Before I start this article, I want to clarify the difference between cryptocurrency and blockchain. Most cryptocurrency uses blockchain (a type of DLT — distributed ledger technology), but not all blockchains are used as a cryptocurrency. Examples of cryptocurrencies include Bitcoin, Bitcoin Cash, and Litecoin. These three examples of cryptocurrencies can be used to pay for items online or in store. They are ineffective for in-store purchases because of the wait time for transactions to confirm (aka transactions reaching “consensus” on the network). In addition to lacking effective utility based on lack of immediacy in transactions, there are also dozens of better options for making payments, including credit cards (earning mileage points), prepaid/debit cards, PayPal, Venmo, checks, etc.
It is in my opinion that cryptocurrencies are not dead, but currently lack little utility other than as a speculative investment. This includes all currencies meant to be used as payments, remittances, or virtual gifts (ex: donating to esports streamers). I often stress the importance of utility within blockchain projects. An example of lack of utility lies within Quantstamp, where they recently experienced grief from their community of investors for allowing network payments to be made via Fiat, BTC, ETH, all in addition to their native QSP token. By accepting payments outside of their native utility token, they severely devalue their network’s utility token, thus creating a lot of upset investors. I also believe Quantstamp as a “blockchain as a service” is not effective because smart contract security audits should be done by multiple third parties, programmers, and even lawyers.
“Necessity is the mother of invention.” There is no necessity for cryptocurrencies as a payment protocol, thus rendering many cryptocurrency projects redundant or presently obsolete. On the other hand, blockchain as a technology is growing at a rapid pace. There are thousands of public and private blockchain projects: some get developed by scrappy start-ups, others are already household names, and still a large portion of blockchain projects are private or being developed semi-privately by large multi-national corporations. Some of the most popular blockchain projects like EOS and Tron are more popular for their recent price movements and social media fervor than actual utility, decentralization, function, or roadmap.

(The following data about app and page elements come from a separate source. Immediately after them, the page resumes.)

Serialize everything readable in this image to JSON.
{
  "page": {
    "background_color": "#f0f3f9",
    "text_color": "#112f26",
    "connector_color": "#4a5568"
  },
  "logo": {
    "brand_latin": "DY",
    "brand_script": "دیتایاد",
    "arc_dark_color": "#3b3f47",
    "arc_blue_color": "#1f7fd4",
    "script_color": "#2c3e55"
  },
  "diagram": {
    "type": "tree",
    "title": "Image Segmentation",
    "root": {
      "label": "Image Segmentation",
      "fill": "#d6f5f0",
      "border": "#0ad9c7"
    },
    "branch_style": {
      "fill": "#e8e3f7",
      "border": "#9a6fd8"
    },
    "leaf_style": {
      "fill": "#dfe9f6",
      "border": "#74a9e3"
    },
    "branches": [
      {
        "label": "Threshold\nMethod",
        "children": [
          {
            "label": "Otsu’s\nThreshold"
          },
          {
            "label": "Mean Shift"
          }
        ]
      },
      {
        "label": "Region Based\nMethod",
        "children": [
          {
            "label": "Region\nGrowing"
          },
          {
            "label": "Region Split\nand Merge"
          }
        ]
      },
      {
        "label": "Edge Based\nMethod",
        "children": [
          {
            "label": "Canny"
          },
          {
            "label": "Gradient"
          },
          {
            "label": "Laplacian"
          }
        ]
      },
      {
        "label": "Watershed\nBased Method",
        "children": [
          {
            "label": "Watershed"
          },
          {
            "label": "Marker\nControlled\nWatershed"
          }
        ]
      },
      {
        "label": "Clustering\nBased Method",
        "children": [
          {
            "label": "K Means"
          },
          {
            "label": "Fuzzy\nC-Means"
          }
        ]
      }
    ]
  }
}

At the moment, the market for cryptocurrencies looks very bleak. Most non-hardcore investors and market watchers may feel like the overall state of the market is down or dead. Bitcoin reached a high of ~$20k only to land around the current price of ~$6k. The problem with cryptocurrencies (as opposed to traditional digital currency like Venmo or Paypal) is that they have a high barrier to entry, minuscule local infrastructures (ability to pay bills or quickly deposit/withdraw at a local merchant), varying/developing government regulations and taxes, and lack significant USP to increase adoption against traditional payment channels. On the other hand, utility tokens have slightly lower barriers to entry, assuming they are not listed as securities/currencies. Also, utility tokens have significant value propositions, one of the stronger examples being supply chain blockchains which are being used to assist in tracking sourced goods, finished goods, and confirming product authenticity.
However, these real world use cases have not yet translated into an official dot-com type “boom”. Quite the opposite has happened, and the market seems to be in a never ending decline. This decline has investors thinking that the “scam” has been exposed and that there is no actual value in crypto/blockchain projects. Additionally, the recent crypto market boom that we experienced in December 2017-January 2018 may have been heavily caused by Tether printing and the subsequent pumping and dumping of USDT/BTC.
I believe that there is still significant value in blockchain technology, and that value will show within the next 12 months. I also believe that we are currently experiencing consolidation as a whole. Throughout this consolidation process, the learning curve to understand the basics of blockchain, and the industry as a whole, is getting shorter. My prediction is that hundreds of projects (that lack utility) will capitulate while a handful of utility projects will grow.
Disclaimer: This blog is for educational purposes only. Do not use any information provided by myself or this blog as professional/financial/legal advice or personal suggestion. Please seek financial, legal, and accounting professionals before making any financial, legal, or accounting decisions related to investing.